Long a popular - if frequently misunderstood and badly used tool - the drill grinding jig was introduced during the early 1920s and built, in its Reliance form, in three sizes: the No. 1 to take drills from 1/16" to 1/2", the No. 2 for drills from 1/4" to 1" and the No. 3, this being able to handle drills from 1/4" to 2". Of all the types, the most likely to be encountered is the No. 1, with the No. 3 rarely found. The unit was intended to be clamped to, or mounted alongside, a suitable powered grinding wheel - though the writer remembers, when a boy, his next door neighbour (a skilled die sinker) having one attached to a little hand-cranked wheel. Reliance also offered, during the 1950s, a complete self-contained unit mounted on a double-ended grinder, this assembly also including a point thinning attachment.
One especially well-made example was that sold by the American Atlas Company, it first appearing in their "All-models Catalog" for circa 1935 (the second edition of such). Though the attachment followed an established design as developed by Reliance, it was offered in just a single size designed to sharpen drills from 3/32 to 1/2" in diameter. Also branded for the Atlas-manufactured "Craftsman" range, although limited in its capacity, the Atlas had one rather superior feature, "micrometer" adjustment of the feed gauge that ensured each lip was ground accurately.
More recent models, from the late 1950s onwards, include the English-made Picador and two another very similar die-cast examples, currently sold in the UK as the "Draper" and "Spiralux" - the latter marketed for many years in the United States as the "General" and "Blue Point" (the latter a lower-cost branding of Snap-On). It is almost certain that the unit has also been sold, and continues to be available, in various unbranded or oddly-named forms. All the American types appear, apart from their price, to have been identical and are often discovered (as are other brands, in other countries) complete with their original box and in almost unused condition….
Although the "General", "Blue Point", "Picador", "Draper" and "Spiralux" all work (or fail to work) in exactly the same way as the older types, they looks almost toy-like in their construction and compare badly to the all-steel and well-engineered original. However, when employed skilfully - and with a full understanding of the principles involved - excellent results can be obtained, though it is all to easy to make a complete hash of the job and give up in despair.

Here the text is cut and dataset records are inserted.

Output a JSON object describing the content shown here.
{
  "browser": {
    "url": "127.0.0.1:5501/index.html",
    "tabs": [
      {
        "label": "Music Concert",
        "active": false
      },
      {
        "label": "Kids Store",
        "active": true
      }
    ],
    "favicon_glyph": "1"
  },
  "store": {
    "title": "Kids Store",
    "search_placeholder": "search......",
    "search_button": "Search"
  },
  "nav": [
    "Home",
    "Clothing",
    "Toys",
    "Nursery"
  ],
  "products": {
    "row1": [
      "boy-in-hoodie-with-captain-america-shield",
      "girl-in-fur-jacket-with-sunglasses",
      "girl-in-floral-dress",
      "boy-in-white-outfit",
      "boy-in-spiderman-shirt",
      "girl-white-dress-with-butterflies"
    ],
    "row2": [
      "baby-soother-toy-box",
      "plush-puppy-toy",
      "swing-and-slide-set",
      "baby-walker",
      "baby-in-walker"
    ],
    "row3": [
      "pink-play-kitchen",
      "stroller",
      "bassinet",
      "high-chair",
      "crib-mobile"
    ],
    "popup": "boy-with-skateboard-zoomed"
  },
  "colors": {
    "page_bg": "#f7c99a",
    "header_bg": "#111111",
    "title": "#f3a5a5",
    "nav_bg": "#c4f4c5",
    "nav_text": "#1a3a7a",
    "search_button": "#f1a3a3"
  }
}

A very experienced American user points out that:- the angle of the pivot pin differed from model to model - some being aligned vertically while others were at an angle, the latter introduced as being un-adjustable and hence more suitable for the amateur market. With a vertical pin, the cutting edges of the drill require aligning at the "5 to 5 o'clock" position to produce the correct back-off angle, though by twisting the drill slightly this setting can be altered. With the pin at an angle the cutting edges need to be set vertically and so the back-off angle is, essentially, fixed; if the drill is subsequently twisted in its holder, unpredictable effects result, believed to do with the diameter of the drill being ground. In general, these devices seem to work better when used with a narrow cup wheel dressed flat. When employed as shown in the instructions (on the side of a normal grinding wheel) a hollow wear pattern is eventually formed that destroys accuracy.
An important tip is to set the angle and projection first, adjust the registration pointer and end-stop and then remove and replace the drill. If it goes in easily, sharpening can commence - if not, adjust as needed, take out - and try again. The "in-and-out" method guarantees a symmetrical point because the drill insertion method is the same for both. However, adjusting, grinding and then turning over will tend to produce asymmetrical results.

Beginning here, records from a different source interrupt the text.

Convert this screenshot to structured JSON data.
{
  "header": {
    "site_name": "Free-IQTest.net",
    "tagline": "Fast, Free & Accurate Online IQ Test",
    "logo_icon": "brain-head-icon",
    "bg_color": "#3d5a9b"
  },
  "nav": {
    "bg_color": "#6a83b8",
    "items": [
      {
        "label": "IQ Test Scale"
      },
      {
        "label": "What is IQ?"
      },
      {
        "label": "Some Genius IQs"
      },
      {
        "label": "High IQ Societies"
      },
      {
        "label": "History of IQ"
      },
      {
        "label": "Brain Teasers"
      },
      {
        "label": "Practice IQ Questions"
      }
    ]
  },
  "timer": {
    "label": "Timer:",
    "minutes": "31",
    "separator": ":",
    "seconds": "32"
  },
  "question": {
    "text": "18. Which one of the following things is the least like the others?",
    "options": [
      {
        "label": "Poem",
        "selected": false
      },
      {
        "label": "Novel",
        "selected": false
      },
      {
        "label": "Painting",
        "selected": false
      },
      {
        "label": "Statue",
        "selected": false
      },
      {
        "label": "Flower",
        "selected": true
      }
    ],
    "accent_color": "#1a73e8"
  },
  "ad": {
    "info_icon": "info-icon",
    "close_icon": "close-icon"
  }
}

If any reader has another make of drill grinder of the same pattern, the writer would be interested to hear from you..